Heilbron’s long career as a scholar of the interactions between science, literature and religion gives him rare depth in just about every area. What makes it a joy, though, is his Puckish presentation of his knowledge. There are not many historians knowledgeable enough to draw up an authentic early modern horoscope for one of their subjects, and fewer still eccentric enough to bother. Despite his deep sympathy for the age – free of the ahistorical triumphalism that many lesser scholars of early science are apt to indulge in – he enjoys pointing out its absurdities. Candidates for the Royal College of Physicians, he notes, were examined “viva voce in Latin to check their ability to consult the dead if not to cure the living”.

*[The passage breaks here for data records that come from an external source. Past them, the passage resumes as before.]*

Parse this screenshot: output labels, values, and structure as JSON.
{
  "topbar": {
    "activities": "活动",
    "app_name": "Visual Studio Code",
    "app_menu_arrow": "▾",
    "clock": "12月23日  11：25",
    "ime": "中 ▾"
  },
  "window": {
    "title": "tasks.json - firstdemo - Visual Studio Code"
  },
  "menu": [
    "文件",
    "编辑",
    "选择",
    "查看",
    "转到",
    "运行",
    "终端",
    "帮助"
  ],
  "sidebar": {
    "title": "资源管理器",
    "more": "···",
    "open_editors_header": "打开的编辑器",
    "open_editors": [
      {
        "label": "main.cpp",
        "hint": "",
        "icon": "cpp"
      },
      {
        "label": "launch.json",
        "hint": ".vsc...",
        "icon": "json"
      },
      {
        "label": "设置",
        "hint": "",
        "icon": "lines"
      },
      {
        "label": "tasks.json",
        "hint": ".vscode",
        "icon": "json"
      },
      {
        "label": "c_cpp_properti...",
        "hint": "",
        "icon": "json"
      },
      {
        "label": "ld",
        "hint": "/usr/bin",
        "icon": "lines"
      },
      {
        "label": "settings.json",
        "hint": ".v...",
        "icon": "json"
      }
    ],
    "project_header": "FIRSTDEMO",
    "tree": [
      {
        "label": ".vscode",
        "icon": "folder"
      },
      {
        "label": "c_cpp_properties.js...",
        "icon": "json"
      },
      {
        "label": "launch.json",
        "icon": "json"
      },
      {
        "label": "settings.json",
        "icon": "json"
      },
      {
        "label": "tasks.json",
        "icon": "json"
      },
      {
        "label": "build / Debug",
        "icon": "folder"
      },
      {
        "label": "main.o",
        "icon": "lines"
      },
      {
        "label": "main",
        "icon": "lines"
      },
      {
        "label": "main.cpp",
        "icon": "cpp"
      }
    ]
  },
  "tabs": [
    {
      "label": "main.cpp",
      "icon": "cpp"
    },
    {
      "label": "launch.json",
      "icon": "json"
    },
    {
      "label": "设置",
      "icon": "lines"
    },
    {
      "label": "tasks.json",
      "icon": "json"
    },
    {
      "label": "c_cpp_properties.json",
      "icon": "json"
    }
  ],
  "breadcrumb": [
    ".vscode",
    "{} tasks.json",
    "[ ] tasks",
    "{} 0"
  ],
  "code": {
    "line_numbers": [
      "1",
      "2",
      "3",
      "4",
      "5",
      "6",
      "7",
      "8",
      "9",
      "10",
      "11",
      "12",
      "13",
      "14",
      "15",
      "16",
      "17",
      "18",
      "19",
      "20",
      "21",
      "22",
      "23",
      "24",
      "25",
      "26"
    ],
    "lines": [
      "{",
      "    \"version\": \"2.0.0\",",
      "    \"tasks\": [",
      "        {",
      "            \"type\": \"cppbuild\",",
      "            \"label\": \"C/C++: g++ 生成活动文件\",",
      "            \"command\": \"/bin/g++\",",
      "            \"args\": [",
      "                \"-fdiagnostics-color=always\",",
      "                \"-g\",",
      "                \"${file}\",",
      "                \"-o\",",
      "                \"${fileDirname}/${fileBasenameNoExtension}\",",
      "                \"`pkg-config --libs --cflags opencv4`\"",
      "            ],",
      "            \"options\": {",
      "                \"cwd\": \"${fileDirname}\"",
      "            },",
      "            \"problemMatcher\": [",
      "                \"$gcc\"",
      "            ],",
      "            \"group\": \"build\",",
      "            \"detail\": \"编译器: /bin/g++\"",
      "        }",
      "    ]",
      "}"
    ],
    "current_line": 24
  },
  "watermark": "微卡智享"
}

Heilbron admits that he cannot pin down the meaning of the painting, though it is not, I suggest, difficult to do so. He resorts to writing an imaginary dialogue in which painter and subject discuss the painting, and, at some length, the significance of Galileo. Are we to think of him as a rebel, who deserved punishment, or as a great philosopher, who should have been allowed to publish freely? I think historians should not make things up, particularly conversations, and if they do they should avoid anachronisms such as ‘unintended consequences’, a phrase virtually unknown before 1936.